Write out the records in full, exactly as given, but without the images.

Data for this task Block Start

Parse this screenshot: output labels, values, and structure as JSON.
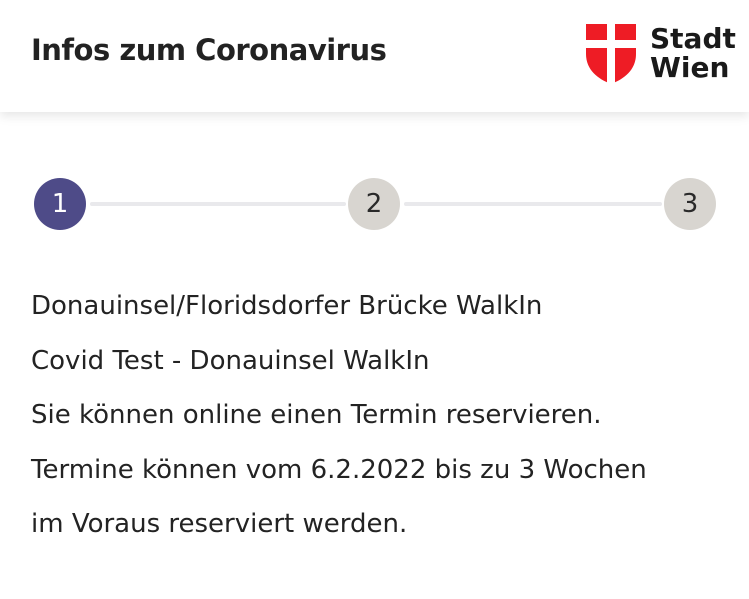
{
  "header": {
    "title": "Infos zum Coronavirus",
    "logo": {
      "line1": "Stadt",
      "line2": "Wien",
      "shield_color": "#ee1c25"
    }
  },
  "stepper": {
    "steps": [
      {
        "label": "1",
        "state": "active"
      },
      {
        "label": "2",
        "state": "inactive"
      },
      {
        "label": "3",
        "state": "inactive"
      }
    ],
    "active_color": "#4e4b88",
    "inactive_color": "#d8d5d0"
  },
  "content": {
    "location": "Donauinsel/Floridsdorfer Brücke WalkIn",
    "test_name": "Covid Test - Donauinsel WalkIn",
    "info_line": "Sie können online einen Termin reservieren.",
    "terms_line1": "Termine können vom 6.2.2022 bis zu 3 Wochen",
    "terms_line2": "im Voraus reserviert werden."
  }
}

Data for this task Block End

_Answer section_
Parse this screenshot: output labels, values, and structure as JSON.
{
  "header": {
    "title": "Infos zum Coronavirus",
    "logo": {
      "line1": "Stadt",
      "line2": "Wien",
      "shield_color": "#ee1c25"
    }
  },
  "stepper": {
    "steps": [
      {
        "label": "1",
        "state": "active"
      },
      {
        "label": "2",
        "state": "inactive"
      },
      {
        "label": "3",
        "state": "inactive"
      }
    ],
    "active_color": "#4e4b88",
    "inactive_color": "#d8d5d0"
  },
  "content": {
    "location": "Donauinsel/Floridsdorfer Brücke WalkIn",
    "test_name": "Covid Test - Donauinsel WalkIn",
    "info_line": "Sie können online einen Termin reservieren.",
    "terms_line1": "Termine können vom 6.2.2022 bis zu 3 Wochen",
    "terms_line2": "im Voraus reserviert werden."
  }
}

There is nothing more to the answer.